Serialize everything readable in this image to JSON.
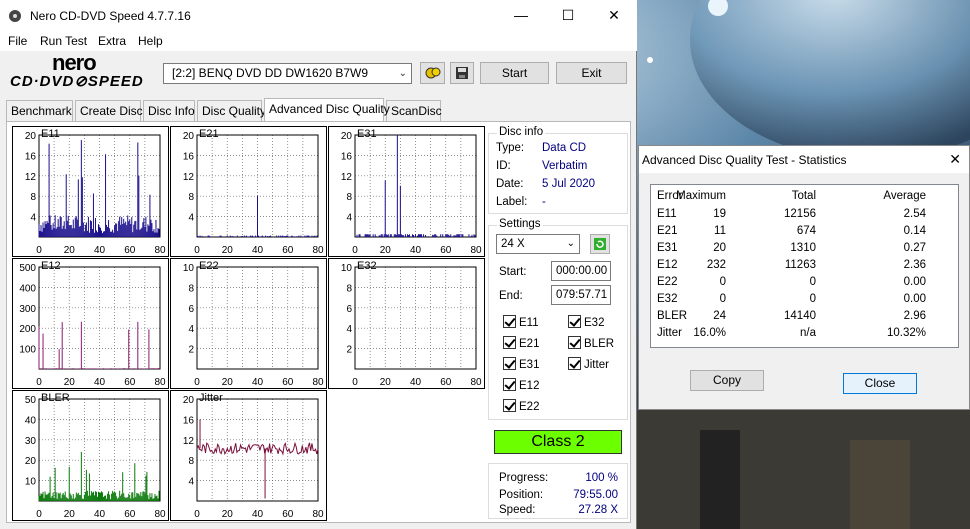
{
  "window": {
    "title": "Nero CD-DVD Speed 4.7.7.16",
    "minimize": "—",
    "maximize": "☐",
    "close": "✕"
  },
  "menu": [
    "File",
    "Run Test",
    "Extra",
    "Help"
  ],
  "logo": {
    "line1": "nero",
    "line2": "CD·DVD⊘SPEED"
  },
  "drive": {
    "value": "[2:2]   BENQ DVD DD DW1620 B7W9"
  },
  "buttons": {
    "start": "Start",
    "exit": "Exit"
  },
  "tabs": [
    "Benchmark",
    "Create Disc",
    "Disc Info",
    "Disc Quality",
    "Advanced Disc Quality",
    "ScanDisc"
  ],
  "active_tab": "Advanced Disc Quality",
  "disc_info": {
    "title": "Disc info",
    "type_label": "Type:",
    "type": "Data CD",
    "id_label": "ID:",
    "id": "Verbatim",
    "date_label": "Date:",
    "date": "5 Jul 2020",
    "label_label": "Label:",
    "label": "-"
  },
  "settings": {
    "title": "Settings",
    "speed": "24 X",
    "start_label": "Start:",
    "start": "000:00.00",
    "end_label": "End:",
    "end": "079:57.71",
    "checks": [
      "E11",
      "E32",
      "E21",
      "BLER",
      "E31",
      "Jitter",
      "E12",
      "E22"
    ]
  },
  "class": "Class 2",
  "progress": {
    "progress_label": "Progress:",
    "progress": "100 %",
    "position_label": "Position:",
    "position": "79:55.00",
    "speed_label": "Speed:",
    "speed": "27.28 X"
  },
  "stats": {
    "title": "Advanced Disc Quality Test - Statistics",
    "close_x": "✕",
    "headers": [
      "Error",
      "Maximum",
      "Total",
      "Average"
    ],
    "rows": [
      {
        "name": "E11",
        "max": "19",
        "total": "12156",
        "avg": "2.54"
      },
      {
        "name": "E21",
        "max": "11",
        "total": "674",
        "avg": "0.14"
      },
      {
        "name": "E31",
        "max": "20",
        "total": "1310",
        "avg": "0.27"
      },
      {
        "name": "E12",
        "max": "232",
        "total": "11263",
        "avg": "2.36"
      },
      {
        "name": "E22",
        "max": "0",
        "total": "0",
        "avg": "0.00"
      },
      {
        "name": "E32",
        "max": "0",
        "total": "0",
        "avg": "0.00"
      },
      {
        "name": "BLER",
        "max": "24",
        "total": "14140",
        "avg": "2.96"
      },
      {
        "name": "Jitter",
        "max": "16.0%",
        "total": "n/a",
        "avg": "10.32%"
      }
    ],
    "copy": "Copy",
    "close": "Close"
  },
  "colors": {
    "highlight_green": "#00ff00",
    "bler_green": "#9cff00",
    "blue_series": "#1a0f8c",
    "purple_series": "#8a1a6e",
    "green_series": "#0a7a0a",
    "jitter_series": "#7a0f3a"
  },
  "chart_data": [
    {
      "type": "bar",
      "title": "E11",
      "xlim": [
        0,
        80
      ],
      "ylim": [
        0,
        20
      ],
      "yticks": [
        "20",
        "16",
        "12",
        "8",
        "4"
      ],
      "xticks": [
        "0",
        "20",
        "40",
        "60",
        "80"
      ],
      "series_color": "blue",
      "max": 19,
      "avg": 2.54
    },
    {
      "type": "bar",
      "title": "E21",
      "xlim": [
        0,
        80
      ],
      "ylim": [
        0,
        20
      ],
      "yticks": [
        "20",
        "16",
        "12",
        "8",
        "4"
      ],
      "xticks": [
        "0",
        "20",
        "40",
        "60",
        "80"
      ],
      "series_color": "blue",
      "max": 11,
      "avg": 0.14
    },
    {
      "type": "bar",
      "title": "E31",
      "xlim": [
        0,
        80
      ],
      "ylim": [
        0,
        20
      ],
      "yticks": [
        "20",
        "16",
        "12",
        "8",
        "4"
      ],
      "xticks": [
        "0",
        "20",
        "40",
        "60",
        "80"
      ],
      "series_color": "blue",
      "max": 20,
      "avg": 0.27
    },
    {
      "type": "bar",
      "title": "E12",
      "xlim": [
        0,
        80
      ],
      "ylim": [
        0,
        500
      ],
      "yticks": [
        "500",
        "400",
        "300",
        "200",
        "100"
      ],
      "xticks": [
        "0",
        "20",
        "40",
        "60",
        "80"
      ],
      "series_color": "purple",
      "max": 232,
      "avg": 2.36
    },
    {
      "type": "bar",
      "title": "E22",
      "xlim": [
        0,
        80
      ],
      "ylim": [
        0,
        10
      ],
      "yticks": [
        "10",
        "8",
        "6",
        "4",
        "2"
      ],
      "xticks": [
        "0",
        "20",
        "40",
        "60",
        "80"
      ],
      "series_color": "purple",
      "max": 0,
      "avg": 0
    },
    {
      "type": "bar",
      "title": "E32",
      "xlim": [
        0,
        80
      ],
      "ylim": [
        0,
        10
      ],
      "yticks": [
        "10",
        "8",
        "6",
        "4",
        "2"
      ],
      "xticks": [
        "0",
        "20",
        "40",
        "60",
        "80"
      ],
      "series_color": "purple",
      "max": 0,
      "avg": 0
    },
    {
      "type": "bar",
      "title": "BLER",
      "xlim": [
        0,
        80
      ],
      "ylim": [
        0,
        50
      ],
      "yticks": [
        "50",
        "40",
        "30",
        "20",
        "10"
      ],
      "xticks": [
        "0",
        "20",
        "40",
        "60",
        "80"
      ],
      "series_color": "green",
      "max": 24,
      "avg": 2.96
    },
    {
      "type": "line",
      "title": "Jitter",
      "xlim": [
        0,
        80
      ],
      "ylim": [
        0,
        20
      ],
      "yticks": [
        "20",
        "16",
        "12",
        "8",
        "4"
      ],
      "xticks": [
        "0",
        "20",
        "40",
        "60",
        "80"
      ],
      "series_color": "jitter",
      "max": 16.0,
      "avg": 10.32
    }
  ]
}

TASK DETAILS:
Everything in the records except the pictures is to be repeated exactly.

SOLVED PROBLEM:
Serialize everything readable in this image to JSON.
{
  "window": {
    "title": "Nero CD-DVD Speed 4.7.7.16",
    "minimize": "—",
    "maximize": "☐",
    "close": "✕"
  },
  "menu": [
    "File",
    "Run Test",
    "Extra",
    "Help"
  ],
  "logo": {
    "line1": "nero",
    "line2": "CD·DVD⊘SPEED"
  },
  "drive": {
    "value": "[2:2]   BENQ DVD DD DW1620 B7W9"
  },
  "buttons": {
    "start": "Start",
    "exit": "Exit"
  },
  "tabs": [
    "Benchmark",
    "Create Disc",
    "Disc Info",
    "Disc Quality",
    "Advanced Disc Quality",
    "ScanDisc"
  ],
  "active_tab": "Advanced Disc Quality",
  "disc_info": {
    "title": "Disc info",
    "type_label": "Type:",
    "type": "Data CD",
    "id_label": "ID:",
    "id": "Verbatim",
    "date_label": "Date:",
    "date": "5 Jul 2020",
    "label_label": "Label:",
    "label": "-"
  },
  "settings": {
    "title": "Settings",
    "speed": "24 X",
    "start_label": "Start:",
    "start": "000:00.00",
    "end_label": "End:",
    "end": "079:57.71",
    "checks": [
      "E11",
      "E32",
      "E21",
      "BLER",
      "E31",
      "Jitter",
      "E12",
      "E22"
    ]
  },
  "class": "Class 2",
  "progress": {
    "progress_label": "Progress:",
    "progress": "100 %",
    "position_label": "Position:",
    "position": "79:55.00",
    "speed_label": "Speed:",
    "speed": "27.28 X"
  },
  "stats": {
    "title": "Advanced Disc Quality Test - Statistics",
    "close_x": "✕",
    "headers": [
      "Error",
      "Maximum",
      "Total",
      "Average"
    ],
    "rows": [
      {
        "name": "E11",
        "max": "19",
        "total": "12156",
        "avg": "2.54"
      },
      {
        "name": "E21",
        "max": "11",
        "total": "674",
        "avg": "0.14"
      },
      {
        "name": "E31",
        "max": "20",
        "total": "1310",
        "avg": "0.27"
      },
      {
        "name": "E12",
        "max": "232",
        "total": "11263",
        "avg": "2.36"
      },
      {
        "name": "E22",
        "max": "0",
        "total": "0",
        "avg": "0.00"
      },
      {
        "name": "E32",
        "max": "0",
        "total": "0",
        "avg": "0.00"
      },
      {
        "name": "BLER",
        "max": "24",
        "total": "14140",
        "avg": "2.96"
      },
      {
        "name": "Jitter",
        "max": "16.0%",
        "total": "n/a",
        "avg": "10.32%"
      }
    ],
    "copy": "Copy",
    "close": "Close"
  },
  "colors": {
    "highlight_green": "#00ff00",
    "bler_green": "#9cff00",
    "blue_series": "#1a0f8c",
    "purple_series": "#8a1a6e",
    "green_series": "#0a7a0a",
    "jitter_series": "#7a0f3a"
  },
  "chart_data": [
    {
      "type": "bar",
      "title": "E11",
      "xlim": [
        0,
        80
      ],
      "ylim": [
        0,
        20
      ],
      "yticks": [
        "20",
        "16",
        "12",
        "8",
        "4"
      ],
      "xticks": [
        "0",
        "20",
        "40",
        "60",
        "80"
      ],
      "series_color": "blue",
      "max": 19,
      "avg": 2.54
    },
    {
      "type": "bar",
      "title": "E21",
      "xlim": [
        0,
        80
      ],
      "ylim": [
        0,
        20
      ],
      "yticks": [
        "20",
        "16",
        "12",
        "8",
        "4"
      ],
      "xticks": [
        "0",
        "20",
        "40",
        "60",
        "80"
      ],
      "series_color": "blue",
      "max": 11,
      "avg": 0.14
    },
    {
      "type": "bar",
      "title": "E31",
      "xlim": [
        0,
        80
      ],
      "ylim": [
        0,
        20
      ],
      "yticks": [
        "20",
        "16",
        "12",
        "8",
        "4"
      ],
      "xticks": [
        "0",
        "20",
        "40",
        "60",
        "80"
      ],
      "series_color": "blue",
      "max": 20,
      "avg": 0.27
    },
    {
      "type": "bar",
      "title": "E12",
      "xlim": [
        0,
        80
      ],
      "ylim": [
        0,
        500
      ],
      "yticks": [
        "500",
        "400",
        "300",
        "200",
        "100"
      ],
      "xticks": [
        "0",
        "20",
        "40",
        "60",
        "80"
      ],
      "series_color": "purple",
      "max": 232,
      "avg": 2.36
    },
    {
      "type": "bar",
      "title": "E22",
      "xlim": [
        0,
        80
      ],
      "ylim": [
        0,
        10
      ],
      "yticks": [
        "10",
        "8",
        "6",
        "4",
        "2"
      ],
      "xticks": [
        "0",
        "20",
        "40",
        "60",
        "80"
      ],
      "series_color": "purple",
      "max": 0,
      "avg": 0
    },
    {
      "type": "bar",
      "title": "E32",
      "xlim": [
        0,
        80
      ],
      "ylim": [
        0,
        10
      ],
      "yticks": [
        "10",
        "8",
        "6",
        "4",
        "2"
      ],
      "xticks": [
        "0",
        "20",
        "40",
        "60",
        "80"
      ],
      "series_color": "purple",
      "max": 0,
      "avg": 0
    },
    {
      "type": "bar",
      "title": "BLER",
      "xlim": [
        0,
        80
      ],
      "ylim": [
        0,
        50
      ],
      "yticks": [
        "50",
        "40",
        "30",
        "20",
        "10"
      ],
      "xticks": [
        "0",
        "20",
        "40",
        "60",
        "80"
      ],
      "series_color": "green",
      "max": 24,
      "avg": 2.96
    },
    {
      "type": "line",
      "title": "Jitter",
      "xlim": [
        0,
        80
      ],
      "ylim": [
        0,
        20
      ],
      "yticks": [
        "20",
        "16",
        "12",
        "8",
        "4"
      ],
      "xticks": [
        "0",
        "20",
        "40",
        "60",
        "80"
      ],
      "series_color": "jitter",
      "max": 16.0,
      "avg": 10.32
    }
  ]
}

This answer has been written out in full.